═══ Material for the task ═══
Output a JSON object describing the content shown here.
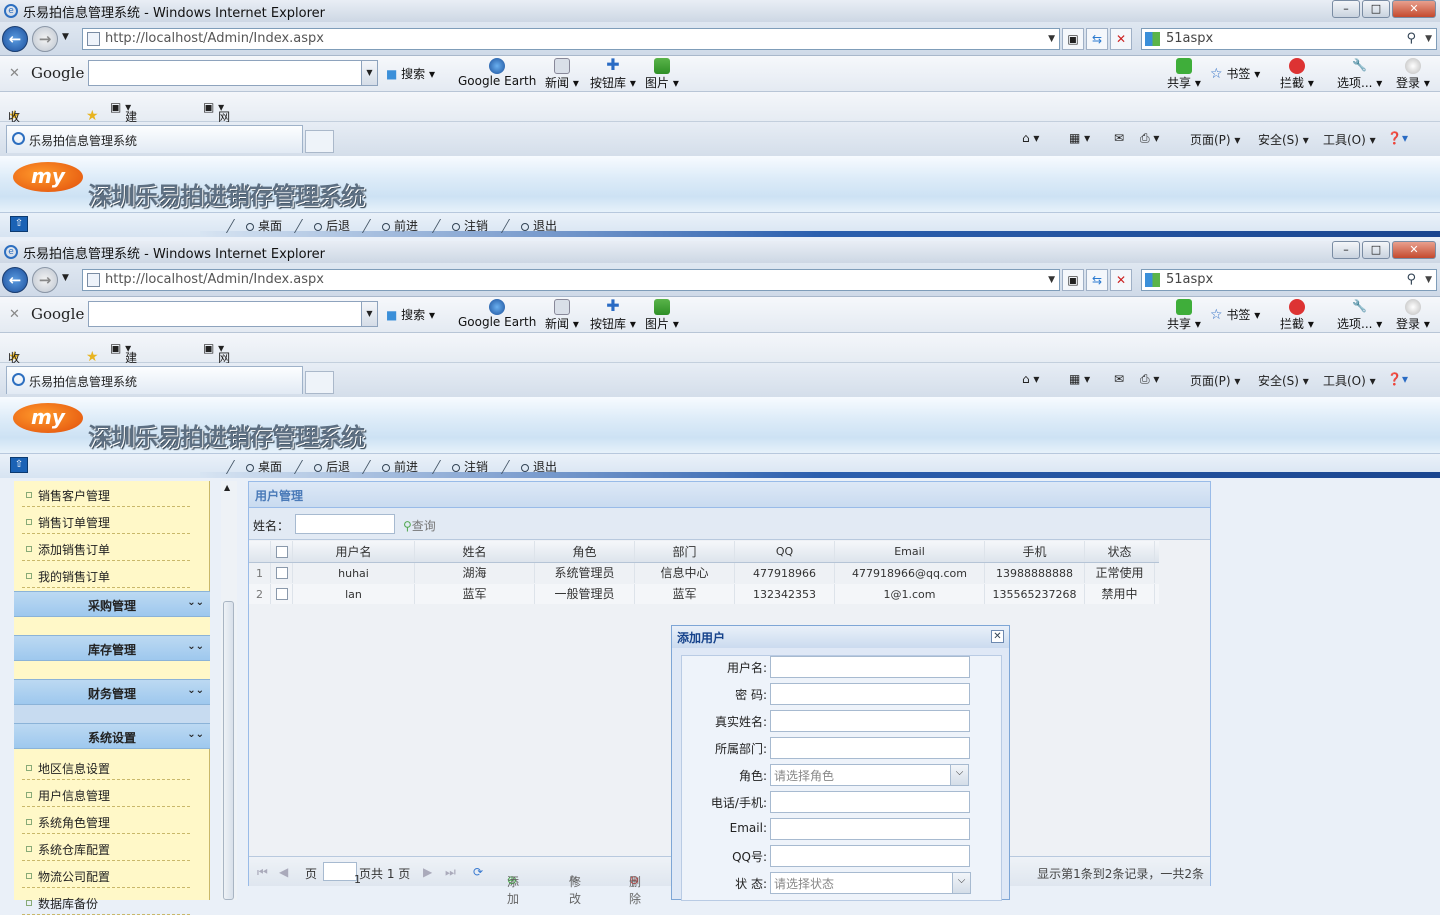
{
  "browser": {
    "window_title": "乐易拍信息管理系统 - Windows Internet Explorer",
    "url": "http://localhost/Admin/Index.aspx",
    "search_text": "51aspx",
    "google_bar": {
      "logo": "Google",
      "search_label": "搜索",
      "buttons": [
        "Google Earth",
        "新闻",
        "按钮库",
        "图片"
      ],
      "right_buttons": [
        "共享",
        "书签",
        "拦截",
        "选项...",
        "登录"
      ]
    },
    "favorites": {
      "label": "收藏夹",
      "items": [
        "建议网站",
        "网页快讯库"
      ]
    },
    "tab_title": "乐易拍信息管理系统",
    "command_bar": [
      "页面(P)",
      "安全(S)",
      "工具(O)"
    ]
  },
  "app": {
    "logo_text": "my",
    "title": "深圳乐易拍进销存管理系统",
    "nav_links": [
      "桌面",
      "后退",
      "前进",
      "注销",
      "退出"
    ]
  },
  "sidebar": {
    "items_top": [
      "销售客户管理",
      "销售订单管理",
      "添加销售订单",
      "我的销售订单"
    ],
    "sections": [
      "采购管理",
      "库存管理",
      "财务管理",
      "系统设置"
    ],
    "items_system": [
      "地区信息设置",
      "用户信息管理",
      "系统角色管理",
      "系统仓库配置",
      "物流公司配置",
      "数据库备份"
    ]
  },
  "panel": {
    "title": "用户管理",
    "search_label": "姓名：",
    "query_button": "查询"
  },
  "grid": {
    "columns": [
      "用户名",
      "姓名",
      "角色",
      "部门",
      "QQ",
      "Email",
      "手机",
      "状态"
    ],
    "rows": [
      {
        "index": "1",
        "username": "huhai",
        "name": "湖海",
        "role": "系统管理员",
        "dept": "信息中心",
        "qq": "477918966",
        "email": "477918966@qq.com",
        "phone": "13988888888",
        "status": "正常使用"
      },
      {
        "index": "2",
        "username": "lan",
        "name": "蓝军",
        "role": "一般管理员",
        "dept": "蓝军",
        "qq": "132342353",
        "email": "1@1.com",
        "phone": "135565237268",
        "status": "禁用中"
      }
    ]
  },
  "pager": {
    "page_label": "页",
    "page_value": "1",
    "total_pages": "页共 1 页",
    "add": "添加",
    "edit": "修改",
    "delete": "删除",
    "summary": "显示第1条到2条记录，一共2条"
  },
  "dialog": {
    "title": "添加用户",
    "fields": [
      {
        "label": "用户名:",
        "value": ""
      },
      {
        "label": "密  码:",
        "value": ""
      },
      {
        "label": "真实姓名:",
        "value": ""
      },
      {
        "label": "所属部门:",
        "value": ""
      },
      {
        "label": "角色:",
        "value": "请选择角色"
      },
      {
        "label": "电话/手机:",
        "value": ""
      },
      {
        "label": "Email:",
        "value": ""
      },
      {
        "label": "QQ号:",
        "value": ""
      },
      {
        "label": "状  态:",
        "value": "请选择状态"
      }
    ]
  }
}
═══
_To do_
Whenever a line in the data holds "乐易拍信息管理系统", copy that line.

_Solution_
    "window_title": "乐易拍信息管理系统 - Windows Internet Explorer",
    "tab_title": "乐易拍信息管理系统",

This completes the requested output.